Chancellor Henry T. Yang is the second-longest-serving chancellor in UC history — and one of the longest-serving school leaders of any public college system in country.
Yang has been UC Santa Barbara’s chancellor since 1994, making this his 28th year in office. His tenure only is behind former UCLA Chancellor Charles Young, who was chancellor for 29 years from 1968 to 1997. Yang, who is 81 years old, told the Nexus he has no plans to retire soon.
“I look forward to many years of working with our students, faculty, staff, and alumni, and to continuing our exciting journey together on our high trajectory path to accelerate our campus to unprecedented new heights,” Yang said in a statement to the Nexus.
“My wife, Dilling, and I are deeply devoted to this campus. We love our interactions with our students, faculty, staff, alumni, and supporters – and we are constantly energized and inspired by all the wonderful, creative, and innovative work being carried out here,” Yang said in a statement to the Nexus.
Aside from his duties as chancellor, Yang also teaches and mentors some UCSB students, and received an honorary distinguished teaching award in 2007 from the university’s Academic Senate for his work teaching undergraduate and graduate students.
“It was very meaningful to me to receive an honorary distinguished teaching award from UC Santa Barbara’s Academic Senate several years ago. I taught a 3-credit undergraduate course this past fall, as I do each year, and I am currently supervising two PhD. students, supported by the National Science Foundation and Gates Foundation.”
During his 28-year tenure, Yang has presided over the campus community through the 2001 Isla Vista Massacre, the 2014 Isla Vista Tragedy, the Thomas Fire and several other local tragedies. He’s also led the university through massive growth, both in students and in the campus.
Yang also highlighted several accomplishments during tenure, like when UCSB placed No. 5 in the U.S. News & World Report list of public universities and its designation as the first Association of American Universities school to be named a Hispanic-serving institution.
Yang also noted the rise in applications to the university, the steep increase in the GPAs of applicants and the increased diversity of students admitted during his tenure.

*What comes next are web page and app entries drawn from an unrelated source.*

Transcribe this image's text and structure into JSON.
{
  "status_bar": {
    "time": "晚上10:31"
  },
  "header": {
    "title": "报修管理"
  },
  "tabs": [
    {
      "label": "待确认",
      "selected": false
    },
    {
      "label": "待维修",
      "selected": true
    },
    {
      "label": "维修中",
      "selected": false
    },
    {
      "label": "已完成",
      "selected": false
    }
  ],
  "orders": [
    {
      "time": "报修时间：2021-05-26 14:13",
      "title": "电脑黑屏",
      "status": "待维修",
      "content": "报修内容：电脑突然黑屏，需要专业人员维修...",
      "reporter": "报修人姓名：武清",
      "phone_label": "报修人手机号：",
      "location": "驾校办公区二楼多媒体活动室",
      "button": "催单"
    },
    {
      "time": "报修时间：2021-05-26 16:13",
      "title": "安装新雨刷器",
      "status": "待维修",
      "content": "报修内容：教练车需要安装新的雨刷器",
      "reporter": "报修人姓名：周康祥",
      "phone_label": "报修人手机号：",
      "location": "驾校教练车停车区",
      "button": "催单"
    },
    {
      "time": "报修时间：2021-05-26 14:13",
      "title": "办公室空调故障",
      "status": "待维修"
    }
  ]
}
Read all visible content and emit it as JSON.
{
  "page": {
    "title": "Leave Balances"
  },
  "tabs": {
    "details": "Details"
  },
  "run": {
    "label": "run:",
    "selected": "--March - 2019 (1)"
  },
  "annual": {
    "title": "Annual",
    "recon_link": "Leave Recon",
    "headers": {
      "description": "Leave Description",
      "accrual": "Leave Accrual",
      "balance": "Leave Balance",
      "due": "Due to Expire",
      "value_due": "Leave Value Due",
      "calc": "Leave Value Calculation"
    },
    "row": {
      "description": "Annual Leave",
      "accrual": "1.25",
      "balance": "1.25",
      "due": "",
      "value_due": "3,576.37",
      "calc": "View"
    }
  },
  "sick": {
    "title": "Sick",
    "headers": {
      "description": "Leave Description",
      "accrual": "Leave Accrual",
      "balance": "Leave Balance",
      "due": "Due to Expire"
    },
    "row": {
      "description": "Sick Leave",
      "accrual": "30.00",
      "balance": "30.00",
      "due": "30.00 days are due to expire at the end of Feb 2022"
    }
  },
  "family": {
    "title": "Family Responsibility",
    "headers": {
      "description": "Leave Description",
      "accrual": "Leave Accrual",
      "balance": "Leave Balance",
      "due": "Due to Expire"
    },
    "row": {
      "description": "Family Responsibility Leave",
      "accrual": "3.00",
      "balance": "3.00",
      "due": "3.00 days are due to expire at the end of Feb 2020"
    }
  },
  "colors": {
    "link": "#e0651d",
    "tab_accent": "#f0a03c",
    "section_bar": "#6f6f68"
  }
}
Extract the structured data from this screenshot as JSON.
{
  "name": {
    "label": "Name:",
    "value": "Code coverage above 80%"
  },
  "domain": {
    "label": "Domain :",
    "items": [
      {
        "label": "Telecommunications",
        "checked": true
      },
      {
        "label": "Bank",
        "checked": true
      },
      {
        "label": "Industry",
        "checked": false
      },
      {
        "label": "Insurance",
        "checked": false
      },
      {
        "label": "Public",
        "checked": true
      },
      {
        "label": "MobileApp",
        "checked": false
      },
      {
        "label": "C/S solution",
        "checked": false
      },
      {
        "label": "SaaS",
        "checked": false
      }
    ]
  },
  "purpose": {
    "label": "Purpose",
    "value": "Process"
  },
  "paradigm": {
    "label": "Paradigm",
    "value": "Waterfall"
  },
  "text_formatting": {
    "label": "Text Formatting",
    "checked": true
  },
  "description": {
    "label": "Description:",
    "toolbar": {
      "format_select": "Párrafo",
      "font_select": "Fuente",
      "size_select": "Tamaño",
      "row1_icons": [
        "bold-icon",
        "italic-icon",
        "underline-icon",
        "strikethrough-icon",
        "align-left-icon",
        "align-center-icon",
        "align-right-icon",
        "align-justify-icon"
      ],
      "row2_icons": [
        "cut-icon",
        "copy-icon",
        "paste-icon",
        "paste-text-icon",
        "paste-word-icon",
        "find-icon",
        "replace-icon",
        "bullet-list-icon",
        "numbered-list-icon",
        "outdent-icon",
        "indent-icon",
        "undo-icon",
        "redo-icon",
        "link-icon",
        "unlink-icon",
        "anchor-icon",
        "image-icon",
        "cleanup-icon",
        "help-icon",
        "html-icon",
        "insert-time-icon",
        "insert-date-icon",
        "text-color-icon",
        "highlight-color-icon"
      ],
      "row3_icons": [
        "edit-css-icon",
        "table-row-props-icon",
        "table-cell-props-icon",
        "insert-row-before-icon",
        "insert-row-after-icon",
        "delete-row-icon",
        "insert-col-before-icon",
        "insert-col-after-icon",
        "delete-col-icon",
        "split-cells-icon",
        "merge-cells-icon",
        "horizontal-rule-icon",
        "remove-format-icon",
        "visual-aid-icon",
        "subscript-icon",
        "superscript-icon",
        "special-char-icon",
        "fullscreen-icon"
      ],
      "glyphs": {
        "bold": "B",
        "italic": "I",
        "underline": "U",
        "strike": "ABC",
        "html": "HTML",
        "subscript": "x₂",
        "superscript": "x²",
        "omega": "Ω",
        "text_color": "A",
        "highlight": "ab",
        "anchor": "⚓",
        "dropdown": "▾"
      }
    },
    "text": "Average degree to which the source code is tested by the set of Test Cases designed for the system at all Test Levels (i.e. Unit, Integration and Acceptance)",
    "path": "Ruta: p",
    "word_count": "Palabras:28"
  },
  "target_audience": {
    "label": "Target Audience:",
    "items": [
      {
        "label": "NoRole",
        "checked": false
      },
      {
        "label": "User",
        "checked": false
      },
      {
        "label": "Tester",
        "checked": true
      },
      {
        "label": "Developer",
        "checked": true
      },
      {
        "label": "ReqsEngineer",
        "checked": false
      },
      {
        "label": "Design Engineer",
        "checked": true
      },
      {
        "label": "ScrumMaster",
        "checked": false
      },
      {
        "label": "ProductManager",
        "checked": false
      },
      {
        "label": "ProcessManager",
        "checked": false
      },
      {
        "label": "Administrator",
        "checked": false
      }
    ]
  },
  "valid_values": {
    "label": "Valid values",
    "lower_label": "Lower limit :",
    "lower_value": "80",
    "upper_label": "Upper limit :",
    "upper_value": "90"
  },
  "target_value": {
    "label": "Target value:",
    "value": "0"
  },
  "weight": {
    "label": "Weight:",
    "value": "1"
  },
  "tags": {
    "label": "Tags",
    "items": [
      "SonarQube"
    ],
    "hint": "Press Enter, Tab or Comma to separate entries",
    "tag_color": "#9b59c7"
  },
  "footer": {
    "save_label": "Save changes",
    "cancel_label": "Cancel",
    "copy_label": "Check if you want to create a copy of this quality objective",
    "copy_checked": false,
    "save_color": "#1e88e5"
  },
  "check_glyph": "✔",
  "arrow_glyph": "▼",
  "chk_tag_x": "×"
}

“Our number of freshman applications has risen from 17,000 in 1994 to 111,000 this year. Over that same time period, our underrepresented minority students as a percentage of our freshman entering class have increased from 17% to 28%, and the GPA of the entering class has risen from 3.47 to 4.24,” Yang said in the statement.
Yang said that it has been “tremendously rewarding” to see the campus rise in “national and international stature” over his tenure as chancellor.
“These achievements, and so many more, are the result of the sustained, collaborative efforts of all of us, including our students,” Yang continued.
During the peak of the housing crisis this fall, many students called for Yang’s resignation in marches and speeches. Yang called the housing crisis unforeseen and said that the university provided solutions for those displaced and doesn’t anticipate a need for additional housing during Spring Quarter 2022.
“The COVID-19 pandemic presented UC Santa Barbara with many unforeseen challenges. Like almost every other UC campus, our students were faced with a challenging off-campus rental market,” Yang stated.
“As the COVID-19 landscape improves, the Housing team has been observing a return to typical patterns with many students having already secured housing for 2022-23,” Yang continued. “The campus plans to be able to accommodate all new freshmen, all new transfer students, and all new graduate students who apply for campus housing. UC Santa Barbara is actively working to add bed spaces to our campus in the future to support our students and their housing needs.”
Yang described his wife Dilling as a source of strength and support and said the pair loves living amongst the campus community.
“Dilling and I especially treasure getting to know our students, living next to our students as our campus neighbors, and interacting with students in countless ways throughout the years,” Yang stated.
“I have deeply appreciated the strength, perseverance, and resilience of our students and all of our campus community members during this challenging pandemic period. We are thrilled to have our students back on campus and in the classrooms,and to see the return of our vibrant campus life,” Yang continued.
Serious question as a long-time staff member: HOW DO WE VOTE HIM OUT?
I cannot believe we still have to keep him around for an unknown amount of years. This campus is suffering from his lack of innovation and ability to modernize. I look at other campuses with newer Chancellor’s and ours feels frozen in time from when he first took office. I wish we all could get raises for failing to carry out our job. I’m sure we’ll get a last minute email about something that pulls the rug from under campus. Yang has got to go.